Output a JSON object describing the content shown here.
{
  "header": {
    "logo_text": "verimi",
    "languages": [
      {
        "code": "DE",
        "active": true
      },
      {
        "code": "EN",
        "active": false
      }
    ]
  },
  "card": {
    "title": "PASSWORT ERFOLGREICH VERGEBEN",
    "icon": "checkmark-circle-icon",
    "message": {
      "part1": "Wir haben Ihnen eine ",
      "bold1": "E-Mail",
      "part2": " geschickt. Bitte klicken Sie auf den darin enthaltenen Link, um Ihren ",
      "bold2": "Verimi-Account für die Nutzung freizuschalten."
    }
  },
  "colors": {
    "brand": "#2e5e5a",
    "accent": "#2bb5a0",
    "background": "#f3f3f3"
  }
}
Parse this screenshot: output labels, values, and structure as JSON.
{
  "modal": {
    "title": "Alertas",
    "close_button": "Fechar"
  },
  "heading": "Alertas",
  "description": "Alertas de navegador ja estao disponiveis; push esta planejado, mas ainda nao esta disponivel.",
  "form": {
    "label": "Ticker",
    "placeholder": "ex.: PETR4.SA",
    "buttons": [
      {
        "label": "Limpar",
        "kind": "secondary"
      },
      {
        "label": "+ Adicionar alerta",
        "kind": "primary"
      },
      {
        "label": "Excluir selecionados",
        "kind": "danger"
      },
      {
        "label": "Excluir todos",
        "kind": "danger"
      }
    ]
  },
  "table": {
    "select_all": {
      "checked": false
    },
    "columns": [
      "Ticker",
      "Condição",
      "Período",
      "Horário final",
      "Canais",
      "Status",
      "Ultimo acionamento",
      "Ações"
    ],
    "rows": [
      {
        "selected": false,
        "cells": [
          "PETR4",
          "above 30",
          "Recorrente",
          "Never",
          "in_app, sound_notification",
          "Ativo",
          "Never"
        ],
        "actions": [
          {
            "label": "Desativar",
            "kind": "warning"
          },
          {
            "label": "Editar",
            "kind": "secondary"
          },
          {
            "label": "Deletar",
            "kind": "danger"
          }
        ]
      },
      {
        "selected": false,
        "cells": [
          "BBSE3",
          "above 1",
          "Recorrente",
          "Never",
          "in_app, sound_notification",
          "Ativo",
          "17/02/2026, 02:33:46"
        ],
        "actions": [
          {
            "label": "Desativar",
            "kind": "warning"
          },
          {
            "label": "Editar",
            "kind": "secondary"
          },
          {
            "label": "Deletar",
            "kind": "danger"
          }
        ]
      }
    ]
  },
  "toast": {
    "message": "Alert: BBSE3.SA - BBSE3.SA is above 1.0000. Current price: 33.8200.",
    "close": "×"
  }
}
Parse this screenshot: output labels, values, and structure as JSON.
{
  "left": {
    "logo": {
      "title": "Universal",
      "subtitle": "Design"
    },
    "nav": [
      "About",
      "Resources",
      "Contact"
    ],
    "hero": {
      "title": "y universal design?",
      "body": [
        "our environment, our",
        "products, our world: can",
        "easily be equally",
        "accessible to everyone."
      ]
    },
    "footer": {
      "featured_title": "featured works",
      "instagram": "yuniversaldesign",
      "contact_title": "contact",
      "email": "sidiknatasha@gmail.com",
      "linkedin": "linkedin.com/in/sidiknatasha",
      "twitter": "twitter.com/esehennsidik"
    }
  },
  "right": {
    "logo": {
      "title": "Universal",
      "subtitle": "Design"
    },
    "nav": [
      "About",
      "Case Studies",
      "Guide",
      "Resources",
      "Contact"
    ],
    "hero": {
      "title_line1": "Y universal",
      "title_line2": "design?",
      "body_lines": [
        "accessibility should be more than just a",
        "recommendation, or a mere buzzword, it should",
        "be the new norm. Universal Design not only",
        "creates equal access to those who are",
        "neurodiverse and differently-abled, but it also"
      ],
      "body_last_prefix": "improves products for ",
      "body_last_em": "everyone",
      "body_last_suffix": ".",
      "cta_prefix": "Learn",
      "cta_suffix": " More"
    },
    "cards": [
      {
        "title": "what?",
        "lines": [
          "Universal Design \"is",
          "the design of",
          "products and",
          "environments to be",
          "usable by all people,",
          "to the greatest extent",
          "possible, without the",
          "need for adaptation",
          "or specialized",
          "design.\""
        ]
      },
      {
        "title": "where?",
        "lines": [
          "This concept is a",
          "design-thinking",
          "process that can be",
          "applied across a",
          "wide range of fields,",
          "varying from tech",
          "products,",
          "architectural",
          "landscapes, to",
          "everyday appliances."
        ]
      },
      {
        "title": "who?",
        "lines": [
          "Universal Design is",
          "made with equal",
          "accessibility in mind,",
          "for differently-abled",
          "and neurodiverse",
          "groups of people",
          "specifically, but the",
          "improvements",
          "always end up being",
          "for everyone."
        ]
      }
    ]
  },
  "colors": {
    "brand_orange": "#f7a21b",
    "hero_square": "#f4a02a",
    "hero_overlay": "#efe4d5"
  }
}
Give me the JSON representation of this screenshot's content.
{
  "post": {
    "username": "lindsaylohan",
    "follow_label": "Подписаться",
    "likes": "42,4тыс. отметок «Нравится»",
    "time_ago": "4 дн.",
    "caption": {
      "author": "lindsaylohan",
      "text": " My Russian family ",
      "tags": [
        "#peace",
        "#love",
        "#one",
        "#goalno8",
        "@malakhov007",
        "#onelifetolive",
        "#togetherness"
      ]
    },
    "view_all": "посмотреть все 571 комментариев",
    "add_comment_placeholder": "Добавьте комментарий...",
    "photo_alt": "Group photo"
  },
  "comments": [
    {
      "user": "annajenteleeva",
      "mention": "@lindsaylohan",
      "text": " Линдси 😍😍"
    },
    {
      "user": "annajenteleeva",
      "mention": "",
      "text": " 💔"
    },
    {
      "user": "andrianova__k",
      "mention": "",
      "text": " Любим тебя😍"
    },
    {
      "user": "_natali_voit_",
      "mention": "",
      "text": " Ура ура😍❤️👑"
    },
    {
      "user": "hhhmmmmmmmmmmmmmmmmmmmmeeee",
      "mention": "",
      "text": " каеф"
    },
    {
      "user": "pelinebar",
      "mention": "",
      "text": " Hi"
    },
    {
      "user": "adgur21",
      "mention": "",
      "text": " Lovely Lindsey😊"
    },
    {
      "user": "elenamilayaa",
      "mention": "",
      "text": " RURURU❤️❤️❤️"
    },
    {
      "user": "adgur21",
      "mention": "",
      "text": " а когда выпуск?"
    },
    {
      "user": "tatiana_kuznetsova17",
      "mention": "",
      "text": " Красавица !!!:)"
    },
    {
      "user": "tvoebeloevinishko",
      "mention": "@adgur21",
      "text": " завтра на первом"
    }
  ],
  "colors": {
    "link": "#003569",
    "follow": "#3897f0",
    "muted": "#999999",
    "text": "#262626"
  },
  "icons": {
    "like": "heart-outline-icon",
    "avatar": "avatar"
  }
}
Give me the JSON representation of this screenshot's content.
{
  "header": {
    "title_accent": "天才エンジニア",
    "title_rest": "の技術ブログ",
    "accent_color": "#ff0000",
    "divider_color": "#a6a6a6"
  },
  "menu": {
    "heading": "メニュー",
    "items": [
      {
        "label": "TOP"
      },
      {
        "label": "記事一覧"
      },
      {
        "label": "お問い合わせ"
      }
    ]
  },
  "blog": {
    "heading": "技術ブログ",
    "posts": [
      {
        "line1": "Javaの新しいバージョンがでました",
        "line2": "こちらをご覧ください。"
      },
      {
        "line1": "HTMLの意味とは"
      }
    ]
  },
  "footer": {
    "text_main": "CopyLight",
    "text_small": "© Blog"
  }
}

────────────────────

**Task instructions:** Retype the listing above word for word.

**Output for this task:**
Output a JSON object describing the content shown here.
{
  "header": {
    "logo_text": "verimi",
    "languages": [
      {
        "code": "DE",
        "active": true
      },
      {
        "code": "EN",
        "active": false
      }
    ]
  },
  "card": {
    "title": "PASSWORT ERFOLGREICH VERGEBEN",
    "icon": "checkmark-circle-icon",
    "message": {
      "part1": "Wir haben Ihnen eine ",
      "bold1": "E-Mail",
      "part2": " geschickt. Bitte klicken Sie auf den darin enthaltenen Link, um Ihren ",
      "bold2": "Verimi-Account für die Nutzung freizuschalten."
    }
  },
  "colors": {
    "brand": "#2e5e5a",
    "accent": "#2bb5a0",
    "background": "#f3f3f3"
  }
}
Parse this screenshot: output labels, values, and structure as JSON.
{
  "modal": {
    "title": "Alertas",
    "close_button": "Fechar"
  },
  "heading": "Alertas",
  "description": "Alertas de navegador ja estao disponiveis; push esta planejado, mas ainda nao esta disponivel.",
  "form": {
    "label": "Ticker",
    "placeholder": "ex.: PETR4.SA",
    "buttons": [
      {
        "label": "Limpar",
        "kind": "secondary"
      },
      {
        "label": "+ Adicionar alerta",
        "kind": "primary"
      },
      {
        "label": "Excluir selecionados",
        "kind": "danger"
      },
      {
        "label": "Excluir todos",
        "kind": "danger"
      }
    ]
  },
  "table": {
    "select_all": {
      "checked": false
    },
    "columns": [
      "Ticker",
      "Condição",
      "Período",
      "Horário final",
      "Canais",
      "Status",
      "Ultimo acionamento",
      "Ações"
    ],
    "rows": [
      {
        "selected": false,
        "cells": [
          "PETR4",
          "above 30",
          "Recorrente",
          "Never",
          "in_app, sound_notification",
          "Ativo",
          "Never"
        ],
        "actions": [
          {
            "label": "Desativar",
            "kind": "warning"
          },
          {
            "label": "Editar",
            "kind": "secondary"
          },
          {
            "label": "Deletar",
            "kind": "danger"
          }
        ]
      },
      {
        "selected": false,
        "cells": [
          "BBSE3",
          "above 1",
          "Recorrente",
          "Never",
          "in_app, sound_notification",
          "Ativo",
          "17/02/2026, 02:33:46"
        ],
        "actions": [
          {
            "label": "Desativar",
            "kind": "warning"
          },
          {
            "label": "Editar",
            "kind": "secondary"
          },
          {
            "label": "Deletar",
            "kind": "danger"
          }
        ]
      }
    ]
  },
  "toast": {
    "message": "Alert: BBSE3.SA - BBSE3.SA is above 1.0000. Current price: 33.8200.",
    "close": "×"
  }
}
Parse this screenshot: output labels, values, and structure as JSON.
{
  "left": {
    "logo": {
      "title": "Universal",
      "subtitle": "Design"
    },
    "nav": [
      "About",
      "Resources",
      "Contact"
    ],
    "hero": {
      "title": "y universal design?",
      "body": [
        "our environment, our",
        "products, our world: can",
        "easily be equally",
        "accessible to everyone."
      ]
    },
    "footer": {
      "featured_title": "featured works",
      "instagram": "yuniversaldesign",
      "contact_title": "contact",
      "email": "sidiknatasha@gmail.com",
      "linkedin": "linkedin.com/in/sidiknatasha",
      "twitter": "twitter.com/esehennsidik"
    }
  },
  "right": {
    "logo": {
      "title": "Universal",
      "subtitle": "Design"
    },
    "nav": [
      "About",
      "Case Studies",
      "Guide",
      "Resources",
      "Contact"
    ],
    "hero": {
      "title_line1": "Y universal",
      "title_line2": "design?",
      "body_lines": [
        "accessibility should be more than just a",
        "recommendation, or a mere buzzword, it should",
        "be the new norm. Universal Design not only",
        "creates equal access to those who are",
        "neurodiverse and differently-abled, but it also"
      ],
      "body_last_prefix": "improves products for ",
      "body_last_em": "everyone",
      "body_last_suffix": ".",
      "cta_prefix": "Learn",
      "cta_suffix": " More"
    },
    "cards": [
      {
        "title": "what?",
        "lines": [
          "Universal Design \"is",
          "the design of",
          "products and",
          "environments to be",
          "usable by all people,",
          "to the greatest extent",
          "possible, without the",
          "need for adaptation",
          "or specialized",
          "design.\""
        ]
      },
      {
        "title": "where?",
        "lines": [
          "This concept is a",
          "design-thinking",
          "process that can be",
          "applied across a",
          "wide range of fields,",
          "varying from tech",
          "products,",
          "architectural",
          "landscapes, to",
          "everyday appliances."
        ]
      },
      {
        "title": "who?",
        "lines": [
          "Universal Design is",
          "made with equal",
          "accessibility in mind,",
          "for differently-abled",
          "and neurodiverse",
          "groups of people",
          "specifically, but the",
          "improvements",
          "always end up being",
          "for everyone."
        ]
      }
    ]
  },
  "colors": {
    "brand_orange": "#f7a21b",
    "hero_square": "#f4a02a",
    "hero_overlay": "#efe4d5"
  }
}
Give me the JSON representation of this screenshot's content.
{
  "post": {
    "username": "lindsaylohan",
    "follow_label": "Подписаться",
    "likes": "42,4тыс. отметок «Нравится»",
    "time_ago": "4 дн.",
    "caption": {
      "author": "lindsaylohan",
      "text": " My Russian family ",
      "tags": [
        "#peace",
        "#love",
        "#one",
        "#goalno8",
        "@malakhov007",
        "#onelifetolive",
        "#togetherness"
      ]
    },
    "view_all": "посмотреть все 571 комментариев",
    "add_comment_placeholder": "Добавьте комментарий...",
    "photo_alt": "Group photo"
  },
  "comments": [
    {
      "user": "annajenteleeva",
      "mention": "@lindsaylohan",
      "text": " Линдси 😍😍"
    },
    {
      "user": "annajenteleeva",
      "mention": "",
      "text": " 💔"
    },
    {
      "user": "andrianova__k",
      "mention": "",
      "text": " Любим тебя😍"
    },
    {
      "user": "_natali_voit_",
      "mention": "",
      "text": " Ура ура😍❤️👑"
    },
    {
      "user": "hhhmmmmmmmmmmmmmmmmmmmmeeee",
      "mention": "",
      "text": " каеф"
    },
    {
      "user": "pelinebar",
      "mention": "",
      "text": " Hi"
    },
    {
      "user": "adgur21",
      "mention": "",
      "text": " Lovely Lindsey😊"
    },
    {
      "user": "elenamilayaa",
      "mention": "",
      "text": " RURURU❤️❤️❤️"
    },
    {
      "user": "adgur21",
      "mention": "",
      "text": " а когда выпуск?"
    },
    {
      "user": "tatiana_kuznetsova17",
      "mention": "",
      "text": " Красавица !!!:)"
    },
    {
      "user": "tvoebeloevinishko",
      "mention": "@adgur21",
      "text": " завтра на первом"
    }
  ],
  "colors": {
    "link": "#003569",
    "follow": "#3897f0",
    "muted": "#999999",
    "text": "#262626"
  },
  "icons": {
    "like": "heart-outline-icon",
    "avatar": "avatar"
  }
}
Give me the JSON representation of this screenshot's content.
{
  "header": {
    "title_accent": "天才エンジニア",
    "title_rest": "の技術ブログ",
    "accent_color": "#ff0000",
    "divider_color": "#a6a6a6"
  },
  "menu": {
    "heading": "メニュー",
    "items": [
      {
        "label": "TOP"
      },
      {
        "label": "記事一覧"
      },
      {
        "label": "お問い合わせ"
      }
    ]
  },
  "blog": {
    "heading": "技術ブログ",
    "posts": [
      {
        "line1": "Javaの新しいバージョンがでました",
        "line2": "こちらをご覧ください。"
      },
      {
        "line1": "HTMLの意味とは"
      }
    ]
  },
  "footer": {
    "text_main": "CopyLight",
    "text_small": "© Blog"
  }
}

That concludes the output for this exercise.